Despite playing the villain in a period piece, Khilji becomes the sum of all fears in modern Indian society.

The reality is that Alauddin was a conqueror with a tendency for, well, conquering. The siege of Chittor might have been to capture a queen or to satiate his expansionist ambitions, but only one of those makes for an interesting epic movie. The overarching theme of good Hindus vs bad Muslims feels like it’s been transplanted from our time, and not a medieval recreation.

Despite playing the villain in a period piece, Khilji becomes the sum of all fears in modern Indian society. Love jihad? Here’s a Muslim man looking to claim a Rajput queen. Section 377 debates? Look at the on-the-nose insinuation that Khilji and Malik Kafur were involved in a homosexual relationship. Aside from such overt examples, we also see Khilji’s adulterous and homicidal tendencies from the moment he’s introduced on screen.

To balance the pure evil that Khilji is meant to represent, we get the Rajput king, Rawal Ratan Singh, who is a paragon of virtue. Every second line he speaks extols the glory of Rajputs and their ways. If Padmaavat is a celebration of Rajput culture, Ratan Singh is the icing on the cake. Through his words we are supposed to see the clear difference between the honourable Rajputs and their dishonourable foes. He makes statements like “Rajputs don’t attack the weak and helpless”, “Rajputs would not kill an unarmed man”. Clearly, if this is the stock from which modern Rajputs descend, how could they be anything but a noble and proud race?

The intention of using Ratan Singh as a stand-in for today’s Rajputs was ill-advised, but not an entirely poor one. For starters, there’s plenty the modern defenders of Rajput culture could learn from their medieval forerunner. Perhaps the Karni Sena could take some advice from Ratan Singh about not attacking the weak, helpless, and unarmed. For now, it seems like the only one of Ratan Singh’s lines they’ve taken to heart is “jiska sar kate aur dhadd dushman se ladte rahe, woh Rajput”, if the dushman is the Supreme Court and the battlefield the movie theatre.   
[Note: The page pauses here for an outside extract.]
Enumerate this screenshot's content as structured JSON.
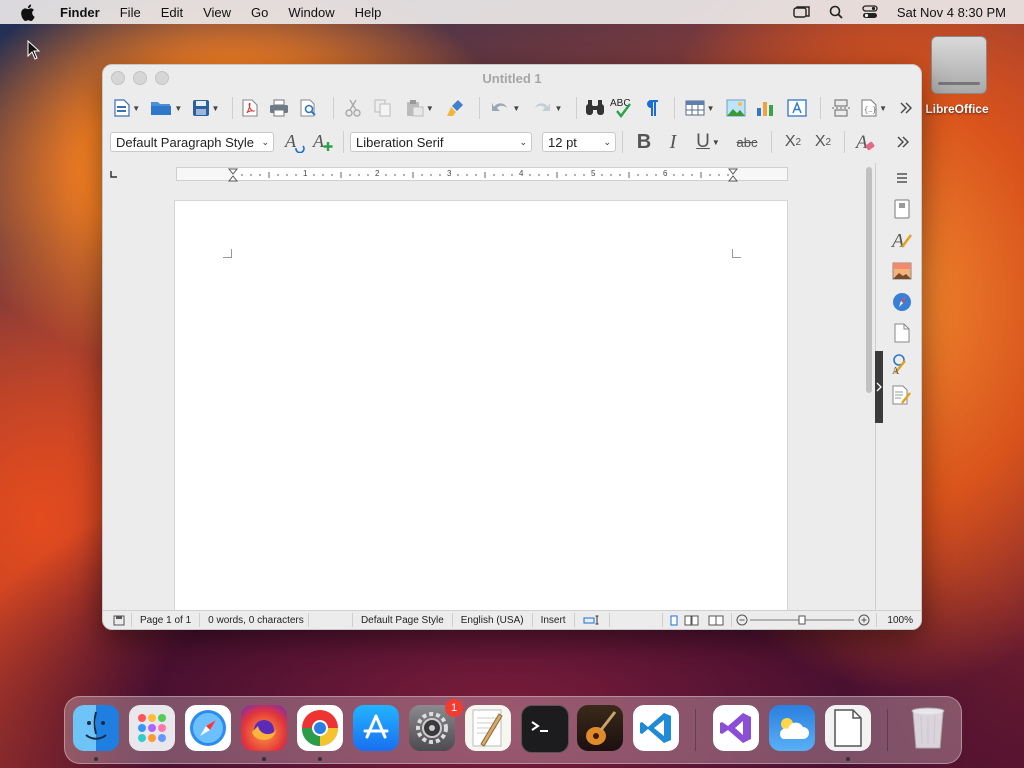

The Rajput Karni Sena was afraid Padmaavat would besmirch the community’s name, but in between the portrayal of Ratan Singh and Padmini, and the glorification of the tragic act of jauhar, that is hardly the case. What’s more dangerous is the subliminal “Us vs Them” message that has been slipped into Padmaavat. In depicting the Rajput society of Chittor as a utopia that is burnt to ashes by a degenerate Muslim tyrant, the movie furthers the narrative that Muslims are outsiders to India. The reality, that Muslims have been a vital thread of India’s socio-political fabric for centuries, is covered up in favour of stoking communal tensions that have only recently begun to rise.

In retrofitting present-day sentiment to a period film and turning a Muslim villain into a beastly, lecherous caricature, Sanjay Leela Bhansali has done both incarnations of Alauddin Khilji a disservice. The historical ruler, who was also an administrative reformer and military genius – who staved off the Mongols six times – as well as the cinematic one played by Ranveer, who had a chance to become a truly iconic anti-hero instead of a run-of-the-mill villain in an overhyped film.